ARE disabled people emotionally sensitive? Do they easily get offended? Is it all right to ask them if they need help? How do we communicate with them? Should disabled people be accorded special treatment? I have been asked these questions many times in the last few weeks.
I asked those who posed these questions why they have such ideas about disabled people and the assumption we need to be treated differently. The common reasons given were that because our movements or senses are limited, we cannot do things like non-disabled people, and we become sensitive if we are not treated the correct way.
Are these questions valid? Is what is being said true? Regardless, questions like these should not be taken lightly. Brushing them off as trivial could leave those with doubts in these matters confused, unsure, and reluctant to interact with disabled people.
A society that is educated and informed about disability becomes more inclusive. I am in the business of disability education and it is my responsibility to clear away such doubts and misconceptions. When such issues arise, I always try to address them to ensure they are not perpetuated further.
Let’s go through them one by one.
Are disabled people emotionally sensitive? No. Those of us who have accepted our impairments and moved on are not. Our emotions are not like balloons that burst with just a pin prick. Those of us who are out and about in public places are not. In fact, having gone through more trials and tribulations than most people, I dare say we are emotionally stronger.
Do we easily get offended? No. We do not get agitated without reason. We have learnt to be patient in spite of the difficulties and barriers that we face all the time. Our lives would be miserable if we find fault with everything. We have learnt to deal with unwelcome gawks and inappropriate questions like “What’s wrong with you?” the first time we meet.
On the same note, I want to point out that there is nothing wrong with having or living with impairments. This is a human condition. Be it from birth, accidents, disease, or old age, we are all susceptible to it. Our conditions are not an aberration. I would prefer people ask because they genuinely want to know and not out of passing curiosity.
Of course there are some disabled people who are emotionally sensitive and get offended easily. But there are non-disabled people who are like that too. I am sure we have met a few every now and then. Therefore, it is not unique to us. Rather, it is a human characteristic and should not be attributed solely to disabled people.
Is it all right to ask them if they need help? Yes. Random strangers have asked if I needed help when they saw me all alone. When I needed help, I welcomed them. When I did not, I tell them I can manage by myself. Please do not take that as a snub when we decline. We try to be as independent as we can and do as much as we can by ourselves.
Most of the time when I say I do not need help, these good Samaritans usually ask again just to be doubly sure and then take leave politely. Some even gave me the thumbs up sign as they walked away. I am grateful that people care enough to take the time and effort to stop and ask.
How do we communicate with someone who is blind, deaf or uses a wheelchair? There are no hard and fast rules on how to talk to us. Engage us just like how you would communicate with other people. There is no need to be extra cautious with your words. We are not that fragile that mere words can affect our feelings.
Should disabled people be accorded special treatment? No. As disabled people, we want equality. We are fine with being treated normally. We want to be treated just like how everyone else is treated, no more and no less. There is no need to go out of one’s way to do anything extra-special for us.
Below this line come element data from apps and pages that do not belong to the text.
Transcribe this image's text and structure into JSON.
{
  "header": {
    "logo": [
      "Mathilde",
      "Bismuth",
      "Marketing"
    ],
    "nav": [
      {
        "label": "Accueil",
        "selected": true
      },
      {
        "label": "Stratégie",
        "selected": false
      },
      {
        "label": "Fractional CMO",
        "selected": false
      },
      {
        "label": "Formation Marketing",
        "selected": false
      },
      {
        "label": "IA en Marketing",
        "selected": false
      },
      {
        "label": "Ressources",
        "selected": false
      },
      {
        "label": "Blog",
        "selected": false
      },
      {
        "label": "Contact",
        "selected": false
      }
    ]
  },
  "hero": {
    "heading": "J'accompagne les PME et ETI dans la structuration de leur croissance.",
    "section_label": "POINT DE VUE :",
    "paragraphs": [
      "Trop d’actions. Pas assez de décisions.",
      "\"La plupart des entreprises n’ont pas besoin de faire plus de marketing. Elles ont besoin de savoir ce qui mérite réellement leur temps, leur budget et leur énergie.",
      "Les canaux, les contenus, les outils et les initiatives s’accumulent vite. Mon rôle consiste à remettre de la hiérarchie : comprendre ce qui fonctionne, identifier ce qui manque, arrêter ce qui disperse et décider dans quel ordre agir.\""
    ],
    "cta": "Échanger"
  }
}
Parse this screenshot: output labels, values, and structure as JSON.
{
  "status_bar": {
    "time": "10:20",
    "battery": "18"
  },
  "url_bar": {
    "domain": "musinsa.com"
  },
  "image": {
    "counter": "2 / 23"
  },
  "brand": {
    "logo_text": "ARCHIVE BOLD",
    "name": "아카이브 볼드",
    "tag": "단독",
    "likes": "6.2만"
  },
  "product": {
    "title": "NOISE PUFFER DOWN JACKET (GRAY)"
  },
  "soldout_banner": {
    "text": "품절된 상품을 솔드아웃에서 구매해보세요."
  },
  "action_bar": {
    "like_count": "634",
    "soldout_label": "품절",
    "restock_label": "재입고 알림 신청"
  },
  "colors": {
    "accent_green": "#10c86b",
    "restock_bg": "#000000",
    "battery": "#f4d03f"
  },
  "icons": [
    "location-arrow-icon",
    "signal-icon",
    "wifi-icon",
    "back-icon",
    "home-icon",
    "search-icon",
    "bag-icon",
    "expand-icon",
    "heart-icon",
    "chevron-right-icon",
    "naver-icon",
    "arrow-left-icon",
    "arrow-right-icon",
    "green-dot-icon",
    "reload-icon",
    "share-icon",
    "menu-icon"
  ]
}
My friends have always interacted with me like how they interacted with their other friends. We talked and joked without reservation. They never treated me any differently and I do not expect them to. That is how it should be. I would feel awkward if they were cautious with their words or actions when around me.
People who ask those questions probably do not have disabled family members or friends. And not knowing someone who is disabled personally, they tend to think along the lines of how society generally looks at disabled people, that our deficits make us miserable and unhappy.
They put themselves in our situation and project their own fears and insecurities of living a life like that onto themselves, assuming that is how they would feel and consequently how we should be. These misconceptions are also portrayed in books and movies. Such drama makes the stories more interesting but is in no way a true representation of reality.
As disabled people, we are not frustrated by our impairments. We have found ways to work around our limitations. What troubles us are discrimination, oppression and prejudice. The lack of accessibility makes life difficult for us. Still, we try to
lead an active and fulfilling life, and push for a society that is more just and inclusive at the same time.
In conclusion, let me reiterate that the only correct way to treat us is like how other people are normally treated, no more and no less. It is as simple as that. Please do not let your reservations and doubt hold you back. It becomes easier and ultimately second nature as you meet more and more disabled people and get to know us better. That is when you realise that we are just one of you all along.